The practice of darshan is about seeing and being seen. It is about seeing one’s beloved deity and being seen by that deity. It is about seeing Bhagavan Nityananda and being seen by Bhagavan Nityananda.

The practice of manan, contemplation, concretizes the experiences of darshan and the knowledge you gain from being in the presence of a great being. Gurumayi has always emphasized the importance of thinking through each idea, concept, or notion that passes through your awareness.

Think about it. There are so many fragments of thought that remain unresolved in our minds. It is disrespectful to yourself to leave these thoughts unresolved. Whether they are thoughts you like or don’t like, thoughts that are pleasant or unpleasant, thoughts that are positive or negative, they arose for a reason. It is imperative that you investigate those reasons—and that the recesses of your mind are not backed up by undigested thoughts.

With the practice of manan, you are giving yourself a tool to go there—to go to the place where you didn’t want to go, to get to know that part of your being that is actually amazing. Gurumayi has taught that once you cleanse yourself of the unnecessary, cumbersome, and overwhelming debris that has collected in the caverns of your mind—once you redeem your own inner being—you come upon great wisdom. You discover your own joy. You unearth your own lightheartedness. You recognize your own virtues. You find yourself happy, and you create your own oasis, in which you experience Atma ki Prashanti, Peacefulness of the Self.

Practice darshan and manan of Bhagavan Nityananda’s effulgent and enlivened form. Hold the attributes of Bhagavan, yashas and shri, in your awareness.

During this time of darshan and manan, the Siddha Yoga Universal Hall will be permeated with the melodious sounds of classical piano.

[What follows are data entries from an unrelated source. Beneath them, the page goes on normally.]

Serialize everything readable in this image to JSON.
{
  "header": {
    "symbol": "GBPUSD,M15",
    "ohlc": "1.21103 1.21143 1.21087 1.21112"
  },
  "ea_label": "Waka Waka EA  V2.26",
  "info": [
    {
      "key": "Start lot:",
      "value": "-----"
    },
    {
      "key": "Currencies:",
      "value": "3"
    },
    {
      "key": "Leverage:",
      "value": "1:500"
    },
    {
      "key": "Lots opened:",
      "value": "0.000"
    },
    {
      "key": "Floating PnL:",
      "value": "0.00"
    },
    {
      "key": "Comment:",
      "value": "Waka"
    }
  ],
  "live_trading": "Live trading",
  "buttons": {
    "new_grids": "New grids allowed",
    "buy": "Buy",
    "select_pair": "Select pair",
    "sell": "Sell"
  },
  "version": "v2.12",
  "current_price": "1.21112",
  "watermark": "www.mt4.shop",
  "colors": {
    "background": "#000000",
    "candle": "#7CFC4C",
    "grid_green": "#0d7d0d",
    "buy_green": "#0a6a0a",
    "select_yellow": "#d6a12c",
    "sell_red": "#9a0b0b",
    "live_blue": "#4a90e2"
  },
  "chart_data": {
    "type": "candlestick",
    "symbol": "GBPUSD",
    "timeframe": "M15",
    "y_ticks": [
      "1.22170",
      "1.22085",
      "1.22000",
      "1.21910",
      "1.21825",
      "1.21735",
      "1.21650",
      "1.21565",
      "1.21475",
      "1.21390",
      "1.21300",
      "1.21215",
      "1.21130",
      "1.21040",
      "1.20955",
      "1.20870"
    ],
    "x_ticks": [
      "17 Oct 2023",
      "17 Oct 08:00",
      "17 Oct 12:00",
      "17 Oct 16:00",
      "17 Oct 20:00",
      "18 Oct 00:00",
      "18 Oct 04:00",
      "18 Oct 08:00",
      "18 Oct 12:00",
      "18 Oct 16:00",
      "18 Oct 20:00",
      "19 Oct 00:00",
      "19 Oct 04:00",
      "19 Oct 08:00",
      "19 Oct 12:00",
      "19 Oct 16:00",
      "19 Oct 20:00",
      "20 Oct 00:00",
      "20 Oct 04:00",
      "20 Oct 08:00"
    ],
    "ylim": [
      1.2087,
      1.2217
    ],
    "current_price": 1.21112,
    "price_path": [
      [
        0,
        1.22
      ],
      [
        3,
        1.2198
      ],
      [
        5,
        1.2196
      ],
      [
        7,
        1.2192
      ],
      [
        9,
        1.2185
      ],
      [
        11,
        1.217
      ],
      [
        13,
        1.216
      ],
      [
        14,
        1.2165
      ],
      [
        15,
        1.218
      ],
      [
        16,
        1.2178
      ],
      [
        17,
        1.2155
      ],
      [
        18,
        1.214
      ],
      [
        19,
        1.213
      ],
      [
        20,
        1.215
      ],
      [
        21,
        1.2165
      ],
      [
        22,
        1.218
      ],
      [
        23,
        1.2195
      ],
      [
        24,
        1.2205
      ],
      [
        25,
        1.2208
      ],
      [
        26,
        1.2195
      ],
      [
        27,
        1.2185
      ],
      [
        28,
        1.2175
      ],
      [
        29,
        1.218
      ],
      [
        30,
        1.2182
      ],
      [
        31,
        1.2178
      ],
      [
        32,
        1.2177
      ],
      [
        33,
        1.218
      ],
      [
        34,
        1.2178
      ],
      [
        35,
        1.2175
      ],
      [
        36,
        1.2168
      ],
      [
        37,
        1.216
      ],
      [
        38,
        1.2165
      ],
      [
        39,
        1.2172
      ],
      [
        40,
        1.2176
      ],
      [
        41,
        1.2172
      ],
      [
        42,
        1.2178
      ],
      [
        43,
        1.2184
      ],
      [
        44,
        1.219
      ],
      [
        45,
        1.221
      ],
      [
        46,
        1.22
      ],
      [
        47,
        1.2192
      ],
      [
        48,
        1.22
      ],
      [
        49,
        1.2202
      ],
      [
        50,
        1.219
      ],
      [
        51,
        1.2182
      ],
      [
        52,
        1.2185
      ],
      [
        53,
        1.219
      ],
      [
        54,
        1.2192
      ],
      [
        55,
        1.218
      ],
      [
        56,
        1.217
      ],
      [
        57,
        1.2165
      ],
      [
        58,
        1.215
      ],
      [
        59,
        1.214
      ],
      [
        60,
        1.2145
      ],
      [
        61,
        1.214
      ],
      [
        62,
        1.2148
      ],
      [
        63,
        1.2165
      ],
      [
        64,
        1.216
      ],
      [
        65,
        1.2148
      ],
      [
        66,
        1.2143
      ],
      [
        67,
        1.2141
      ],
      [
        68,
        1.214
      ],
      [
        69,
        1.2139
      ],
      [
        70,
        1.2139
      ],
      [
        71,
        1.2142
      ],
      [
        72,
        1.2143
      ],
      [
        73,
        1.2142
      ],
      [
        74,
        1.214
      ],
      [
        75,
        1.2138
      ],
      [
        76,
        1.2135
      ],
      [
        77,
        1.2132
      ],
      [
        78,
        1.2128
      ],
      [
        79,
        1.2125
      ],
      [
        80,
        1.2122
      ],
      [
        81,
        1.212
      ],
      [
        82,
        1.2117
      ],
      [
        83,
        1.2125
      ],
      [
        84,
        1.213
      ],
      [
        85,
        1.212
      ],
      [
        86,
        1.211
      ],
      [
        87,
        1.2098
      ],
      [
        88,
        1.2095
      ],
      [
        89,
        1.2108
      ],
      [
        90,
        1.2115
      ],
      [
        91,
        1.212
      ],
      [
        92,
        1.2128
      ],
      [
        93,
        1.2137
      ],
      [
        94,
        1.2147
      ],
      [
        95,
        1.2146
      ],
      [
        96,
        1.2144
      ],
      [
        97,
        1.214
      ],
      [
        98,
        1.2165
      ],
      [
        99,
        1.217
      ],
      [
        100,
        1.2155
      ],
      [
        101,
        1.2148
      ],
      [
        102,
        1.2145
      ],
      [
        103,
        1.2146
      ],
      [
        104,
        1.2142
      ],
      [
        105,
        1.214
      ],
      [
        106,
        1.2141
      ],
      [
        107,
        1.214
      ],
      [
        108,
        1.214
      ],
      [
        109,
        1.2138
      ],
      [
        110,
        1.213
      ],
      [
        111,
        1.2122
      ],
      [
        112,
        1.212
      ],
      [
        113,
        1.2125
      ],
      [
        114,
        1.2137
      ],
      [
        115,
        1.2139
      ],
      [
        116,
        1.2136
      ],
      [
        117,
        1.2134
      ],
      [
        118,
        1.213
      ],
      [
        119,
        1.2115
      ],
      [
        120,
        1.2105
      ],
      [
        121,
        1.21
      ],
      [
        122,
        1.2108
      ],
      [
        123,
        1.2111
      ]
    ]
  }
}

Carlos del Cueto, an accomplished classical musician and an SYDA Foundation staff member, will be playing.

Let the swells of sound carry you deep into the chambers of your heart. Just as the wind lifts up the wings of a bird as it soars through the blue sky, let the sound of music embolden you to roam in chidakasha, in the clear blue firmament of supreme Consciousness.


Participants practiced darshan and manan, seeing and contemplating, while holding yashas and shri in their awareness.

Afterward, Swami Ishwarananda gave concluding remarks.

I want to acknowledge you for designating time to practice darshan and manan in this gathering in the Siddha Yoga Universal Hall.

By discovering and cultivating the qualities of yashas and shri within yourself, you are consciously allowing your positive energy and light to illumine your day-to-day life. You keep the company of these attributes when you are by yourself, when you are with others, when you are doing your work, and when you are going about your day.

These attributes are yours—they are with you, supporting you, whether you are experiencing highs or lows in your life. Think of a bird. Whether it’s flying high or it swooping down low, it knows: the wind is there. The wind is its constant, sustaining power.

I have heard that due to the pandemic this year, 2020, the health experts are advising that everyone celebrate Thanksgiving in their own homes. They are recommending that people connect with their family and friends through various technological means—and in that way, celebrate the spirit of Thanksgiving.

On the Siddha Yoga path, you know that celebration takes place even when you are on your own because your heart can still experience grace in abundance. Therefore, you have the understanding that sharing joy and love with others is not dependent on seeing them in person.

My advice to you is to find creative ways to express your gratitude for God, for the Guru, for Mother Earth, and for the people you love and care about. There are also many ways for you to lend support to those in need. Therefore, I encourage you to learn about how you can take action during these trying times to be of service in your communities and help those who are less fortunate.

As you celebrate Thanksgiving week, remember: yashas and shri are shining brightly within you.

1 Vishnu Purāna, 6.5.74; English rendering © 2020 SYDA Foundation.